DATASET CONTENT –
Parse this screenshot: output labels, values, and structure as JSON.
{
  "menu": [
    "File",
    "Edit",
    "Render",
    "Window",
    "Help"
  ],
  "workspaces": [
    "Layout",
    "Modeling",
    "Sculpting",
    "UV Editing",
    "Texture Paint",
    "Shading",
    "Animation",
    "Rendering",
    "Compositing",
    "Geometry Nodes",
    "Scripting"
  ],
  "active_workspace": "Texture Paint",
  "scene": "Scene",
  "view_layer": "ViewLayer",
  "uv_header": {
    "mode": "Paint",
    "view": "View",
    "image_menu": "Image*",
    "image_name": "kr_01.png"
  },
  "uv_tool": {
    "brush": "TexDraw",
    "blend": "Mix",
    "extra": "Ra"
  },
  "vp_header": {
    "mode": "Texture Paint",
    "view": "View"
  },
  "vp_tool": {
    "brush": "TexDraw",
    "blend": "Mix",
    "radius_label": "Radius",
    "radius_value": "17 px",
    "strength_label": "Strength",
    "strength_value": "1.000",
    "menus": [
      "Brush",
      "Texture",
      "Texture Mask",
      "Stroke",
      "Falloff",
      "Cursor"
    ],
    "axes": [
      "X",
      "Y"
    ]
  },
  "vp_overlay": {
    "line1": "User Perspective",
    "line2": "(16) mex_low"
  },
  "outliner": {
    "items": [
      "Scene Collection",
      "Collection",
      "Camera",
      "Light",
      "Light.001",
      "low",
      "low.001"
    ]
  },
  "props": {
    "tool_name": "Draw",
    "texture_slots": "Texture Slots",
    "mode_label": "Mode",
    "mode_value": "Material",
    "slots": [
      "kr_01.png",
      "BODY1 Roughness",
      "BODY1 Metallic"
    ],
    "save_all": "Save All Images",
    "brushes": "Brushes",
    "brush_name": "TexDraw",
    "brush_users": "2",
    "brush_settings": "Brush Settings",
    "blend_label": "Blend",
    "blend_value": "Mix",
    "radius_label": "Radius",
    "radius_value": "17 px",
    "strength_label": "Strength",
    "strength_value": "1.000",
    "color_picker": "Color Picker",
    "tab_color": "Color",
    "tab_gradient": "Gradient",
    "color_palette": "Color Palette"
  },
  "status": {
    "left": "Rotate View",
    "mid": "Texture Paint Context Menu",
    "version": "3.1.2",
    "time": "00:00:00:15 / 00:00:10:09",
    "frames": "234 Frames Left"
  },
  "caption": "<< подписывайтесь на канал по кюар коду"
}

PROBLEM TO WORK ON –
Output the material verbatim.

WRITTEN REPLY –
Parse this screenshot: output labels, values, and structure as JSON.
{
  "menu": [
    "File",
    "Edit",
    "Render",
    "Window",
    "Help"
  ],
  "workspaces": [
    "Layout",
    "Modeling",
    "Sculpting",
    "UV Editing",
    "Texture Paint",
    "Shading",
    "Animation",
    "Rendering",
    "Compositing",
    "Geometry Nodes",
    "Scripting"
  ],
  "active_workspace": "Texture Paint",
  "scene": "Scene",
  "view_layer": "ViewLayer",
  "uv_header": {
    "mode": "Paint",
    "view": "View",
    "image_menu": "Image*",
    "image_name": "kr_01.png"
  },
  "uv_tool": {
    "brush": "TexDraw",
    "blend": "Mix",
    "extra": "Ra"
  },
  "vp_header": {
    "mode": "Texture Paint",
    "view": "View"
  },
  "vp_tool": {
    "brush": "TexDraw",
    "blend": "Mix",
    "radius_label": "Radius",
    "radius_value": "17 px",
    "strength_label": "Strength",
    "strength_value": "1.000",
    "menus": [
      "Brush",
      "Texture",
      "Texture Mask",
      "Stroke",
      "Falloff",
      "Cursor"
    ],
    "axes": [
      "X",
      "Y"
    ]
  },
  "vp_overlay": {
    "line1": "User Perspective",
    "line2": "(16) mex_low"
  },
  "outliner": {
    "items": [
      "Scene Collection",
      "Collection",
      "Camera",
      "Light",
      "Light.001",
      "low",
      "low.001"
    ]
  },
  "props": {
    "tool_name": "Draw",
    "texture_slots": "Texture Slots",
    "mode_label": "Mode",
    "mode_value": "Material",
    "slots": [
      "kr_01.png",
      "BODY1 Roughness",
      "BODY1 Metallic"
    ],
    "save_all": "Save All Images",
    "brushes": "Brushes",
    "brush_name": "TexDraw",
    "brush_users": "2",
    "brush_settings": "Brush Settings",
    "blend_label": "Blend",
    "blend_value": "Mix",
    "radius_label": "Radius",
    "radius_value": "17 px",
    "strength_label": "Strength",
    "strength_value": "1.000",
    "color_picker": "Color Picker",
    "tab_color": "Color",
    "tab_gradient": "Gradient",
    "color_palette": "Color Palette"
  },
  "status": {
    "left": "Rotate View",
    "mid": "Texture Paint Context Menu",
    "version": "3.1.2",
    "time": "00:00:00:15 / 00:00:10:09",
    "frames": "234 Frames Left"
  },
  "caption": "<< подписывайтесь на канал по кюар коду"
}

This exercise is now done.